From 1898 on, the courses in chemical engineering offered the only means of training students for the profession of chemistry. But a demand arose for a training that would include more chemistry than was possible in the engineering course. This was met by re-establishing the curriculum leading to the degree of bachelor of science in chemistry in the College of Literature, Science, and the Arts. The reinstated degree was conferred for the first time in 1916. Interest in this curriculum has not waned. A further advance in the standards of professional chemical training was made in 1919, when the Regents authorized the Graduate School to announce the degree of master of science in chemistry. To obtain this degree the candidate must have completed all requirements for the degree of bachelor of science in chemistry and also a full year of graduate training in chemistry and cognate subjects, as prescribed by the Department of Chemistry. More and more, this degree is being regarded as a step on the way to the several doctorates that represent final training for the profession.
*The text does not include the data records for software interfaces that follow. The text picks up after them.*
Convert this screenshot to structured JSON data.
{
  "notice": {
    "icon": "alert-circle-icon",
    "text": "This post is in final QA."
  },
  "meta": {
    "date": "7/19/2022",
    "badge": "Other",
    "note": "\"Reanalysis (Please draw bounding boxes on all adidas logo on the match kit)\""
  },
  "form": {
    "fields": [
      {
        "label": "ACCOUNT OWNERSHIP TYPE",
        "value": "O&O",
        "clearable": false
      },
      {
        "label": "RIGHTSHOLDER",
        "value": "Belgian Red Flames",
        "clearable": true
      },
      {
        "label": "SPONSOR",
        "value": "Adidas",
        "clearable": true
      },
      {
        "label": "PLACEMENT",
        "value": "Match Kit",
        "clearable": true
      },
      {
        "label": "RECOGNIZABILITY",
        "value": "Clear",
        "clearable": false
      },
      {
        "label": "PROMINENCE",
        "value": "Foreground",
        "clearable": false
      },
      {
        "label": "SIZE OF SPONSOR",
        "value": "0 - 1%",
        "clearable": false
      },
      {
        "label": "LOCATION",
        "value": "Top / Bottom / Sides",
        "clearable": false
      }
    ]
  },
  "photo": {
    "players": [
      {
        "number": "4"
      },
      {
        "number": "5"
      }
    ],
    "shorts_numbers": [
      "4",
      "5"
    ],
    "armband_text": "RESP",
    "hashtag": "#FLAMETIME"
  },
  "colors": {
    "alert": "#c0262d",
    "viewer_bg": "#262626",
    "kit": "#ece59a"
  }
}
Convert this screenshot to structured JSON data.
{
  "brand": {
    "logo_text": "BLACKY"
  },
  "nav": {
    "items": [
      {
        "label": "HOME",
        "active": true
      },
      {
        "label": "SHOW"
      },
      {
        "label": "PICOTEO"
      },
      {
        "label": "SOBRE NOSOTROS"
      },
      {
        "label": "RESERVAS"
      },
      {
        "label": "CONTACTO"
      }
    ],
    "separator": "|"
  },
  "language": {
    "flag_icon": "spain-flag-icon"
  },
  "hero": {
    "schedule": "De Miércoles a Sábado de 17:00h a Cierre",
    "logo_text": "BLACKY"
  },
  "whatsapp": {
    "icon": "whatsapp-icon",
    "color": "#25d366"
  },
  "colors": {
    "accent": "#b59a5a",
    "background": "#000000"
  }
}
Professional training in chemistry in the School of Pharmacy. — As early as 1860, courses in pharmacy were offered in conjunction with analytical chemistry, and in 1868 a two-year curriculum was set up, leading to the degree of pharmaceutical chemist. Within the next few years work in pharmacy was expanded so greatly that the Regents established the School of Pharmacy within the chemical laboratory as a separate department, and Albert B. Prescott was chosen its first Dean in 1876 (see Part VII: College of Pharmacy). When, in 1905, Julius O. Schlotterbeck succeeded Prescott as Dean of the School of Pharmacy, the administrative control of the school was separated permanently from that of the chemical laboratory.